Pragmatic Capitalism - the most hated economic recovery ever. He has a large amount of charts and data that show how much the whiners are off-base. Especially interesting is how industrial production is "almost 1% above the 40-year average of 2.4%". Sorta shows how much the paleoconservatives are lying about "industrial stagnation", eh? But you should expect this sort of complaining; after all, Obama is black, he can't be successfully leading America!
Bespoke - 10Y yield testing resistance. We'll see what happens to equities then.
Reformed Borker (Bork Bork Bork!) - solar stocks break out. Too bad there's no Canada-listed solar ETF, as far as I know.
Mineweb - amid high inflation, gold gains in India. Wait, what's this I see here?:
"In India, headline inflation shot up in May to 6.01% to a five month high and as macro pressures appeared to accentuate, the rupee has breached the 60 to the dollar mark, at a one and a half month low. The worrying part is that the high inflation number has come now even before the projected weak monsoon has played out,'' said Satheesh Mathur, analyst with a brokerage house.Wait a sec... there's high inflation in India? And Indians buy gold to protect against inflation? Um... has anyone told Wall Street Whitey?

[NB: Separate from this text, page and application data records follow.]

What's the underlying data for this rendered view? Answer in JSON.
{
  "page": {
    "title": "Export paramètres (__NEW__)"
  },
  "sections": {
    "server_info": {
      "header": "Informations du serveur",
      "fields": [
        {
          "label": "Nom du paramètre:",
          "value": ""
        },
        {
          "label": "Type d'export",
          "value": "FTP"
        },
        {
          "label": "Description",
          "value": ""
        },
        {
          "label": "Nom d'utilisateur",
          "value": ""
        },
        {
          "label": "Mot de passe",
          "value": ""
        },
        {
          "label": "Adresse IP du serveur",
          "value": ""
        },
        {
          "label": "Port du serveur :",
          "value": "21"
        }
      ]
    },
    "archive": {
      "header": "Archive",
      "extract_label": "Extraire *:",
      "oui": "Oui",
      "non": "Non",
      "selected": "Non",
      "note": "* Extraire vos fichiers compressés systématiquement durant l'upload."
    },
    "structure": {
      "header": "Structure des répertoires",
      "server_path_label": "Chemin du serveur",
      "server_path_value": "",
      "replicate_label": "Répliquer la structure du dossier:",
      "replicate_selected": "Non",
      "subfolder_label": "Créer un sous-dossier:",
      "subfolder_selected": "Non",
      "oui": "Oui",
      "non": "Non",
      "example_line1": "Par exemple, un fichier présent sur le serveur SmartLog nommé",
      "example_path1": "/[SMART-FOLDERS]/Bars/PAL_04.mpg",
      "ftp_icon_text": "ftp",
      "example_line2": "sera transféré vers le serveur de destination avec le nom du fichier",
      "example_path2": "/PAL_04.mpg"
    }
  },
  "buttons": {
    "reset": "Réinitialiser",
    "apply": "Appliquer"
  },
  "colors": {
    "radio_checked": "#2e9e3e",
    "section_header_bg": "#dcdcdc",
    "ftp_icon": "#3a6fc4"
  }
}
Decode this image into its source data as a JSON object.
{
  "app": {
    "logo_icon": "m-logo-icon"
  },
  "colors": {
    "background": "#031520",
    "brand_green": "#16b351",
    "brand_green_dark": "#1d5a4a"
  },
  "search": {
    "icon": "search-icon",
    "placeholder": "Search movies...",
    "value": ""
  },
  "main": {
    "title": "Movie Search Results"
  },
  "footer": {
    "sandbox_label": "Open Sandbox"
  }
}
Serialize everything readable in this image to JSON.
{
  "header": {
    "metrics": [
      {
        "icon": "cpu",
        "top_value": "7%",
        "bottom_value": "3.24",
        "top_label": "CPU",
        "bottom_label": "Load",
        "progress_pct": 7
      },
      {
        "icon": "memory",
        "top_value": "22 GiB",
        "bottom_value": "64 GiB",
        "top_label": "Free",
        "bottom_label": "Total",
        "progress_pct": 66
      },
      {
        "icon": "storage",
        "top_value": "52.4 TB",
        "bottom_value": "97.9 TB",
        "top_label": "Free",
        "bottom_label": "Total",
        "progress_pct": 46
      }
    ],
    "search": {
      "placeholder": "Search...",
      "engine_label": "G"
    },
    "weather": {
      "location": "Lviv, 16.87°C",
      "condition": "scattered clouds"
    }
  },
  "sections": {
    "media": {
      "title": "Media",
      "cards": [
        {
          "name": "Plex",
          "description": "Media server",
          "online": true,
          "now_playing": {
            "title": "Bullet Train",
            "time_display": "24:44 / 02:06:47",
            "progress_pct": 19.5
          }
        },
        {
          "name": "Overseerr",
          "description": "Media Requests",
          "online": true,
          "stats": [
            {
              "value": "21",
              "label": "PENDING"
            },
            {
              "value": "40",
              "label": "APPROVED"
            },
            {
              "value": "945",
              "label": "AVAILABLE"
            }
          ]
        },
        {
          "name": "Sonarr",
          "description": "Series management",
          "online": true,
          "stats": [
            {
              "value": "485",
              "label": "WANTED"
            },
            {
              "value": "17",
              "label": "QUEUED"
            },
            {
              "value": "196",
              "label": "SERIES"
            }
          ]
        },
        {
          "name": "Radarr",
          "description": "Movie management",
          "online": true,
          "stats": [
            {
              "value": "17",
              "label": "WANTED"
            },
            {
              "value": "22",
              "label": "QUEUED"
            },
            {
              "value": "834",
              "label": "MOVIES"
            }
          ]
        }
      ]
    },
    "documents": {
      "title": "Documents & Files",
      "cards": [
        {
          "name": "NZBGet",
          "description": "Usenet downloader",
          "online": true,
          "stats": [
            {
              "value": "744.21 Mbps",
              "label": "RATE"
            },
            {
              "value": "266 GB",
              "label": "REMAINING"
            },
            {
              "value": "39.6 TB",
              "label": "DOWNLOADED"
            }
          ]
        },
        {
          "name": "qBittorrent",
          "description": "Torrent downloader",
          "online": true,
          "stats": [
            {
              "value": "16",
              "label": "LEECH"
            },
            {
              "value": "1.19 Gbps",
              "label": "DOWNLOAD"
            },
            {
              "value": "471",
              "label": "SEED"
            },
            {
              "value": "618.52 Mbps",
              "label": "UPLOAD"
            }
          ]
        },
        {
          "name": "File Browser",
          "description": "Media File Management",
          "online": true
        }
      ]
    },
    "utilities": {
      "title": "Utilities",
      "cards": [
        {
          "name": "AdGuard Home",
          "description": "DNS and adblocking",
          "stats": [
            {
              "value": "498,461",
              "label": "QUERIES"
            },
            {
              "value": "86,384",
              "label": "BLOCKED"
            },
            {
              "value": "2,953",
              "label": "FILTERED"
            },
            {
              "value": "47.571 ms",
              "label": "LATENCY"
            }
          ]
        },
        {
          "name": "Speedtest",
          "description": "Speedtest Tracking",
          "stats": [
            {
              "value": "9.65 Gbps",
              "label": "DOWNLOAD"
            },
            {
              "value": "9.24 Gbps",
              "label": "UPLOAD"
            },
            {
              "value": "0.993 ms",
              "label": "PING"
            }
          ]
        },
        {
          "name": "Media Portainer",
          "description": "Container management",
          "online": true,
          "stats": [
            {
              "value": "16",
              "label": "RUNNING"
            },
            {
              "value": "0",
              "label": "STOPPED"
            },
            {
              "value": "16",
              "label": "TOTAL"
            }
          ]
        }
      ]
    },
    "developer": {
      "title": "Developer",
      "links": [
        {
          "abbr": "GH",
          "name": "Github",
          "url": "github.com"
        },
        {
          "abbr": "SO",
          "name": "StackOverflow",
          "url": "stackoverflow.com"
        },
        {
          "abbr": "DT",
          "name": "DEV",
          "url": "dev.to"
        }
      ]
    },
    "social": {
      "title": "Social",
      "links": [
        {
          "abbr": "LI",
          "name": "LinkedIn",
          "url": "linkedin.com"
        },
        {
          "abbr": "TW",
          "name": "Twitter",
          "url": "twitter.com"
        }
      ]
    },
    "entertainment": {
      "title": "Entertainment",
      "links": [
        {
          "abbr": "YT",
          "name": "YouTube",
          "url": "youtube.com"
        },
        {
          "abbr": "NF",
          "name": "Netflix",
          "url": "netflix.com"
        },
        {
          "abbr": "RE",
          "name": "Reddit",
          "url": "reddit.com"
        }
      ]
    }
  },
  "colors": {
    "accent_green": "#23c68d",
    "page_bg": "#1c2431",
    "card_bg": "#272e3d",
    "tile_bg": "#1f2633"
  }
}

He added that since gold is a safe haven investment, it saw a firming trend and reclaimed the $466 (Rs 28,000) mark on the domestic front.
IKN - Peru GDP: luck runs out. Wait, what's this he says?:
Peru got lucky and has rode the high margins from commodities for a while, but now the luck has ran out they have no special formula, no secret sauce, nothing but a few prayers to offer to the copper price Gods. Far from creating some new and fanciful growth miracle, Peru is falling into the same classic traps of shoring up a reduced margin primary growth export model with expanded credit.No shit, eh? Sounds like the classic definition of a secular EM bear cycle, eh?
Mining.com - iron ore crashes through $90. Which I guess is good for China's economy, since they use so much of it. This is the disconcerting bit:
Estimates vary wildly but the portion of iron ore and copper stockpiles at the country's ports tied up in these deals could be as high as 60%.Disconcerting for copper (let's be honest, we don't give a damn about iron ore miners, do we?), but also disconcerting if you suspect 2000t of gold has been tied up as financing collateral, not bought by the Chinese central bank because fiat Weimar Zimbabwe.
Last week's revelation that authorities are probing whether traders at the port of Qingdao pledged the same copper, iron ore and aluminum inventories as collateral for loans multiple times to different banks could mean and end to practice altogether.